_Exercise prompt_.
Return the whole listing exactly, omitting the pictures.

_Task input_.
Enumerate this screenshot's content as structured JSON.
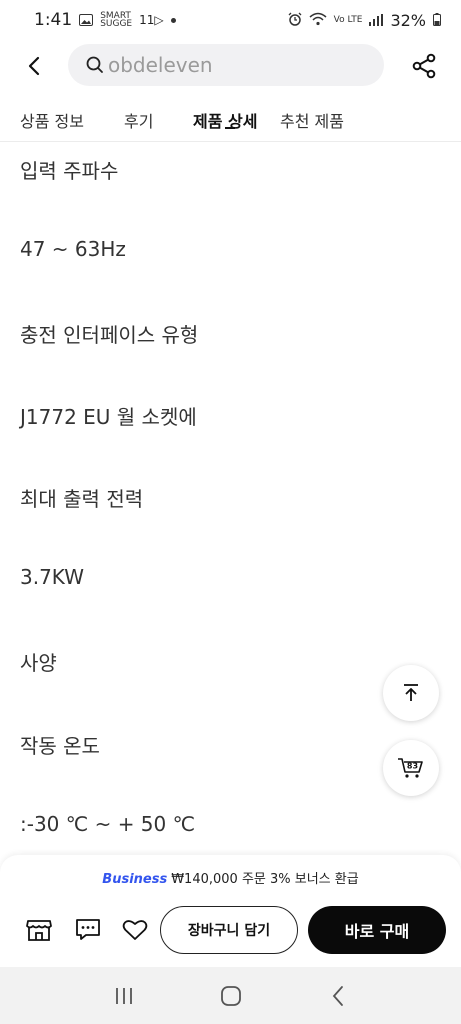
{
  "status_bar": {
    "time": "1:41",
    "notif_text_1": "SMART",
    "notif_text_2": "SUGGE",
    "notif_text_3": "11▷",
    "signal_text": "Vo LTE",
    "battery": "32%"
  },
  "header": {
    "search_placeholder": "obdeleven"
  },
  "tabs": [
    {
      "label": "상품 정보"
    },
    {
      "label": "후기"
    },
    {
      "label": "제품 상세"
    },
    {
      "label": "추천 제품"
    }
  ],
  "content": {
    "lines": [
      "입력 주파수",
      "47 ~ 63Hz",
      "충전 인터페이스 유형",
      "J1772 EU 월 소켓에",
      "최대 출력 전력",
      "3.7KW",
      "사양",
      "작동 온도",
      ":-30 ℃ ~ + 50 ℃"
    ]
  },
  "floating": {
    "cart_count": "83"
  },
  "bottom_bar": {
    "promo_brand": "Business",
    "promo_text": "₩140,000 주문 3% 보너스 환급",
    "add_to_cart": "장바구니 담기",
    "buy_now": "바로 구매"
  },
  "icons": {
    "back": "chevron-left-icon",
    "search": "search-icon",
    "share": "share-icon",
    "scroll_top": "arrow-up-icon",
    "cart": "cart-icon",
    "store": "store-icon",
    "chat": "chat-icon",
    "wishlist": "heart-icon"
  },
  "colors": {
    "accent_black": "#0a0a0a",
    "business_blue": "#3355ee",
    "search_bg": "#f1f1f3"
  }
}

_Expected answer_.
Enumerate this screenshot's content as structured JSON.
{
  "status_bar": {
    "time": "1:41",
    "notif_text_1": "SMART",
    "notif_text_2": "SUGGE",
    "notif_text_3": "11▷",
    "signal_text": "Vo LTE",
    "battery": "32%"
  },
  "header": {
    "search_placeholder": "obdeleven"
  },
  "tabs": [
    {
      "label": "상품 정보"
    },
    {
      "label": "후기"
    },
    {
      "label": "제품 상세"
    },
    {
      "label": "추천 제품"
    }
  ],
  "content": {
    "lines": [
      "입력 주파수",
      "47 ~ 63Hz",
      "충전 인터페이스 유형",
      "J1772 EU 월 소켓에",
      "최대 출력 전력",
      "3.7KW",
      "사양",
      "작동 온도",
      ":-30 ℃ ~ + 50 ℃"
    ]
  },
  "floating": {
    "cart_count": "83"
  },
  "bottom_bar": {
    "promo_brand": "Business",
    "promo_text": "₩140,000 주문 3% 보너스 환급",
    "add_to_cart": "장바구니 담기",
    "buy_now": "바로 구매"
  },
  "icons": {
    "back": "chevron-left-icon",
    "search": "search-icon",
    "share": "share-icon",
    "scroll_top": "arrow-up-icon",
    "cart": "cart-icon",
    "store": "store-icon",
    "chat": "chat-icon",
    "wishlist": "heart-icon"
  },
  "colors": {
    "accent_black": "#0a0a0a",
    "business_blue": "#3355ee",
    "search_bg": "#f1f1f3"
  }
}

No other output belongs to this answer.